| Task description |
Would you filter these records and copy every line that has the word "selection"?

| Material for the task |

^^^^

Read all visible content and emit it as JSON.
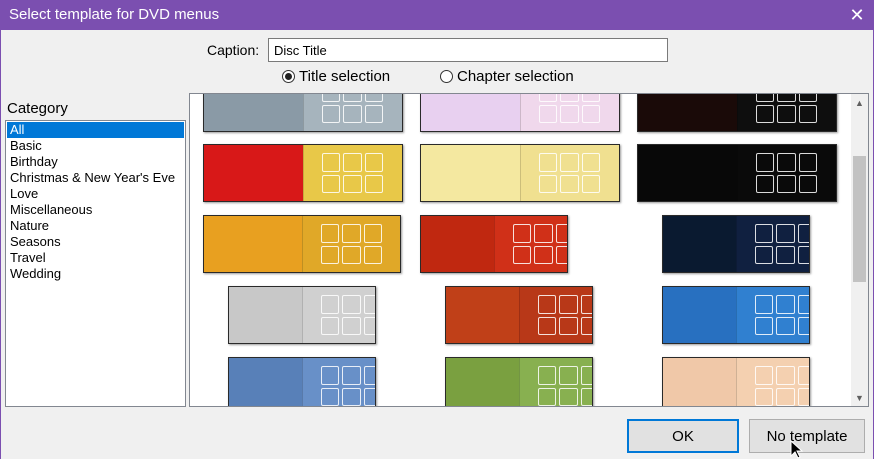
{
  "window": {
    "title": "Select template for DVD menus",
    "close_glyph": "✕"
  },
  "caption": {
    "label": "Caption:",
    "value": "Disc Title"
  },
  "selection": {
    "title_label": "Title selection",
    "chapter_label": "Chapter selection",
    "selected": "title"
  },
  "category": {
    "label": "Category",
    "selected": "All",
    "items": [
      "All",
      "Basic",
      "Birthday",
      "Christmas & New Year's Eve",
      "Love",
      "Miscellaneous",
      "Nature",
      "Seasons",
      "Travel",
      "Wedding"
    ]
  },
  "templates": [
    {
      "theme": "grey-gradient",
      "left": "#8a9aa6",
      "right": "#a6b4bd"
    },
    {
      "theme": "pink-party",
      "left": "#e8d0f0",
      "right": "#f0d8ec"
    },
    {
      "theme": "birthday-cake",
      "left": "#1a0a08",
      "right": "#0e0e0e"
    },
    {
      "theme": "christmas-tree-red",
      "left": "#d81818",
      "right": "#e8c848"
    },
    {
      "theme": "christmas-tree-yellow",
      "left": "#f4e8a0",
      "right": "#f0e090"
    },
    {
      "theme": "fireworks",
      "left": "#080808",
      "right": "#0a0a0a"
    },
    {
      "theme": "golden-heart",
      "left": "#e8a020",
      "right": "#e0a828"
    },
    {
      "theme": "red-heart",
      "left": "#c02810",
      "right": "#d03018"
    },
    {
      "theme": "dark-blue-swirl",
      "left": "#0a1a30",
      "right": "#102040"
    },
    {
      "theme": "penguin",
      "left": "#c8c8c8",
      "right": "#d0d0d0"
    },
    {
      "theme": "red-sunset-clouds",
      "left": "#c04018",
      "right": "#b83818"
    },
    {
      "theme": "blue-winter-forest",
      "left": "#2870c0",
      "right": "#3080d0"
    },
    {
      "theme": "snowy-forest",
      "left": "#5880b8",
      "right": "#6890c8"
    },
    {
      "theme": "spring-park",
      "left": "#7aa040",
      "right": "#88b050"
    },
    {
      "theme": "peach-pattern",
      "left": "#f0c8a8",
      "right": "#f4d0b0"
    }
  ],
  "buttons": {
    "ok": "OK",
    "no_template": "No template"
  },
  "colors": {
    "titlebar": "#7b4fb0",
    "selection": "#0078d7"
  }
}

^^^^

| Exercise response |
  "selection": {
    "title_label": "Title selection",
    "chapter_label": "Chapter selection",
    "selection": "#0078d7"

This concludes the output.